The power of Tuesday's very special edition of Inside Amy Schumer doesn't really start settling in until the dildo-based argument (see clip above), treading the waters of lunacy with nary a hint of ungrounded absurdity. Parody is a vehicle, and with 12 Angry Men Inside Amy Schumer — Amy Schumer drives that vehicle straight into the heart of exactly what makes her position in the current pop culture climate so important.
Padded with brilliant guest stars including John Hawkes, Paul Giamatti, Jeff Goldblum, Dennis Quaid, and Vincent Kartheiser (once again looking almost unrecognizable without his altered Pete Campbell hairline from Mad Men), "12 Angry Men" soars with or without the cultural context of the original 1957 Sidney Lumet film (itself an adaptation of the 1954 play). In a brief but welcomed act of fourth wall nonchalance, Amy spends the closing moments of the episode asking people on the streets if they're at all familiar with the original.
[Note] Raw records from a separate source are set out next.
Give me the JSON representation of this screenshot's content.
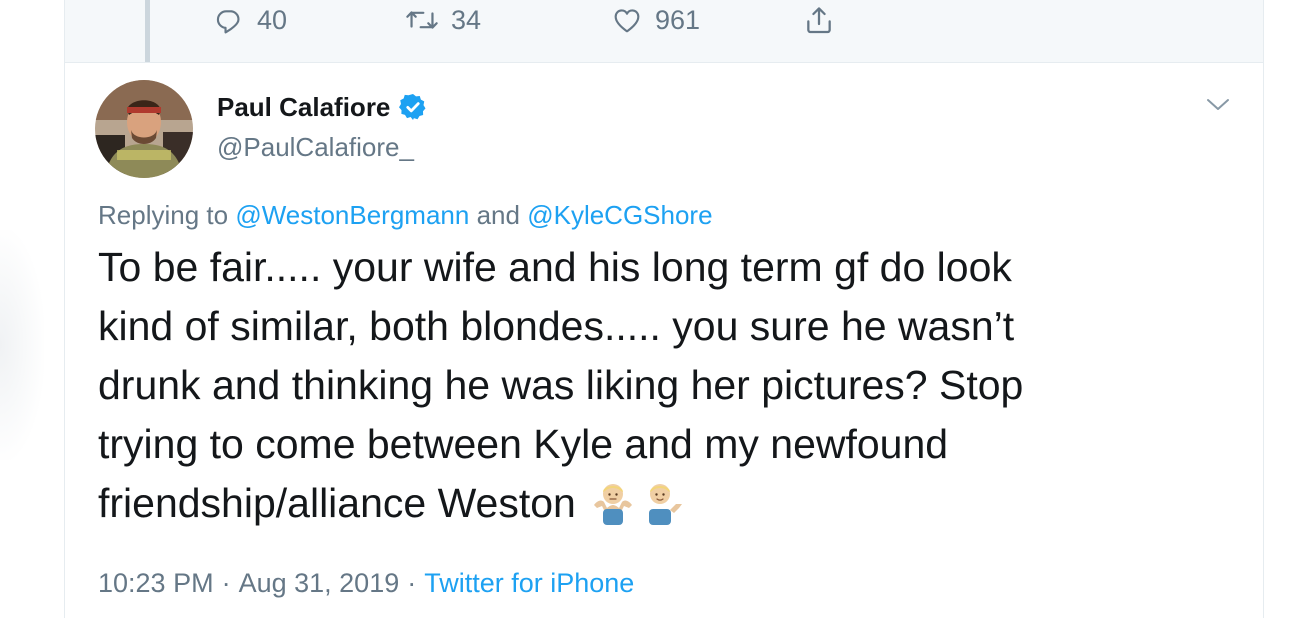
{
  "parent_tweet": {
    "reply_count": "40",
    "retweet_count": "34",
    "like_count": "961"
  },
  "tweet": {
    "display_name": "Paul Calafiore",
    "handle": "@PaulCalafiore_",
    "replying_prefix": "Replying to",
    "reply_mention_1": "@WestonBergmann",
    "reply_and": "and",
    "reply_mention_2": "@KyleCGShore",
    "text_lines": [
      "To be fair..... your wife and his long term gf do look",
      "kind of similar, both blondes..... you sure he wasn’t",
      "drunk and thinking he was liking her pictures? Stop",
      "trying to come between Kyle and my newfound",
      "friendship/alliance Weston"
    ],
    "emojis": [
      "shrug-emoji",
      "tipping-hand-emoji"
    ],
    "time": "10:23 PM",
    "date": "Aug 31, 2019",
    "source": "Twitter for iPhone",
    "separator": "·"
  },
  "icons": {
    "reply": "reply-icon",
    "retweet": "retweet-icon",
    "like": "heart-icon",
    "share": "share-icon",
    "verified": "verified-badge-icon",
    "caret": "chevron-down-icon"
  },
  "colors": {
    "link": "#1da1f2",
    "muted": "#657786",
    "text": "#14171a",
    "thread_bg": "#f5f8fa"
  }
}
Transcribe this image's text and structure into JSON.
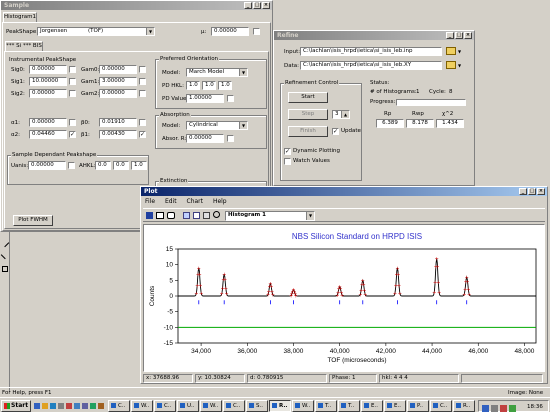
{
  "sample_window": {
    "title": "Sample",
    "tab_histogram": "Histogram1",
    "peak_shape_label": "PeakShape:",
    "peak_shape_value": "Jorgensen",
    "peak_shape_type": "(TOF)",
    "mu_label": "µ:",
    "mu_value": "0.00000",
    "phase_tab": "*** Si *** BIS",
    "instr_group": "Instrumental PeakShape",
    "sig_rows": [
      {
        "label": "Sig0:",
        "value": "0.00000",
        "gam_label": "Gam0:",
        "gam_value": "0.00000"
      },
      {
        "label": "Sig1:",
        "value": "10.00000",
        "gam_label": "Gam1:",
        "gam_value": "3.00000"
      },
      {
        "label": "Sig2:",
        "value": "0.00000",
        "gam_label": "Gam2:",
        "gam_value": "0.00000"
      }
    ],
    "alpha_rows": [
      {
        "label": "α1:",
        "value": "0.00000",
        "beta_label": "β0:",
        "beta_value": "0.01910"
      },
      {
        "label": "α2:",
        "value": "0.04460",
        "beta_label": "β1:",
        "beta_value": "0.00430"
      }
    ],
    "sample_group": "Sample Dependant Peakshape",
    "uanis_label": "Uanis:",
    "uanis_value": "0.00000",
    "ahkl_label": "AHKL:",
    "ahkl_values": [
      "0.0",
      "0.0",
      "1.0"
    ],
    "pref_group": "Preferred Orientation",
    "model_label": "Model:",
    "model_value": "March Model",
    "pd_hkl_label": "PD HKL:",
    "pd_hkl_values": [
      "1.0",
      "1.0",
      "1.0"
    ],
    "pd_value_label": "PD Value:",
    "pd_value": "1.00000",
    "abs_group": "Absorption",
    "abs_model_label": "Model:",
    "abs_model_value": "Cylindrical",
    "abs_r_label": "Absor. R:",
    "abs_r_value": "0.00000",
    "ext_group": "Extinction",
    "plot_fwhm": "Plot FWHM"
  },
  "refine_window": {
    "title": "Refine",
    "input_label": "Input:",
    "input_value": "C:\\lachlan\\isis_hrpd\\ietica\\si_isis_leb.inp",
    "data_label": "Data:",
    "data_value": "C:\\lachlan\\isis_hrpd\\ietica\\si_isis_leb.XY",
    "control_group": "Refinement Control",
    "start": "Start",
    "step": "Step",
    "step_count": "3",
    "finish": "Finish",
    "update": "Update",
    "dynamic_plotting": "Dynamic Plotting",
    "watch_values": "Watch Values",
    "status_group": "Status:",
    "histograms_label": "# of Histograms:",
    "histograms_value": "1",
    "cycle_label": "Cycle:",
    "cycle_value": "8",
    "progress_label": "Progress:",
    "rp_label": "Rp",
    "rwp_label": "Rwp",
    "chi2_label": "χ^2",
    "rp_value": "6.389",
    "rwp_value": "8.178",
    "chi2_value": "1.434"
  },
  "plot_window": {
    "title": "Plot",
    "menu": [
      "File",
      "Edit",
      "Chart",
      "Help"
    ],
    "histogram_select": "Histogram 1",
    "status": {
      "x": "x: 37688.96",
      "y": "y: 10.30824",
      "d": "d: 0.780915",
      "phase": "Phase: 1",
      "hkl": "hkl: 4 4 4"
    }
  },
  "chart_data": {
    "type": "line",
    "title": "NBS Silicon Standard on HRPD ISIS",
    "xlabel": "TOF (microseconds)",
    "ylabel": "Counts",
    "xlim": [
      33000,
      48500
    ],
    "ylim": [
      -15,
      15
    ],
    "x_ticks": [
      34000,
      36000,
      38000,
      40000,
      42000,
      44000,
      46000,
      48000
    ],
    "x_tick_labels": [
      "34,000",
      "36,000",
      "38,000",
      "40,000",
      "42,000",
      "44,000",
      "46,000",
      "48,000"
    ],
    "y_ticks": [
      -15,
      -10,
      -5,
      0,
      5,
      10,
      15
    ],
    "y_tick_labels": [
      "-15",
      "-10",
      "-5",
      "0",
      "5",
      "10",
      "15"
    ],
    "background": 0,
    "peaks": [
      {
        "x": 33900,
        "height": 9
      },
      {
        "x": 35000,
        "height": 7
      },
      {
        "x": 37000,
        "height": 4
      },
      {
        "x": 38000,
        "height": 2
      },
      {
        "x": 40000,
        "height": 3
      },
      {
        "x": 41000,
        "height": 5
      },
      {
        "x": 42500,
        "height": 9
      },
      {
        "x": 44200,
        "height": 12
      },
      {
        "x": 45500,
        "height": 6
      }
    ],
    "tick_marks_y": -2,
    "difference_offset": -10,
    "grid": false,
    "colors": {
      "observed": "#cc0000",
      "calculated": "#000000",
      "ticks": "#0000ff",
      "difference": "#00aa00",
      "title": "#3333cc"
    }
  },
  "app_status": "For Help, press F1",
  "image_status": "Image: None",
  "taskbar": {
    "start": "Start",
    "buttons": [
      "C..",
      "W..",
      "C..",
      "U..",
      "W..",
      "C..",
      "S..",
      "R..",
      "W..",
      "T..",
      "T..",
      "E..",
      "E..",
      "P..",
      "C..",
      "R.."
    ],
    "clock": "18:36"
  }
}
The answers are as subtle in their variance as you might expect.
Just as the "Football Town Nights" skit from earlier this season avoided empty parody in favor of insightful subversion, "12 Angry Men" — though dazzling in its attention to detail and respect of its source material — has much more going on than mere comedic mimicry. The "angry men," as it were, are tasked as jurors in a case that will decide (quite bluntly) — "Is Amy Schumer hot enough for television?"
One by one, our grotesque male dinosaurs are encountered with a scenario wherein they too might consider Schumer "hot enough for television." This dialogue, delivered with the same conviction we've seen from Giamatti, Goldblum, and Kartheiser in far more dramatic fare, builds effortlessly — written and presented in such a way that Amy's onscreen absence is felt in the words, pacing, and general tone of the episode.
In an interview with Hitfix, Schumer spoke at length about her intentions for "12 Angry Men Inside Amy Schumer."
The debates that I've overheard with both men and women is that there is a rage for a woman taking her clothes off on TV. There is this strange anger towards women who are comfortable with themselves, who some people feel like they shouldn't be. The message that's sent to us through the media and Hollywood and magazines is, "If you're not one of the most beautiful women in the world, you should hide yourself." That's a message that's being driven through so many different avenues that both men and women start to listen and think, "She has no right to do this."
Few comedians can transcend their respective format and give us something truly remarkable, and Amy Schumer is most certainly a member of that highly exclusive club. "12 Angry Men" proves that — and so much more.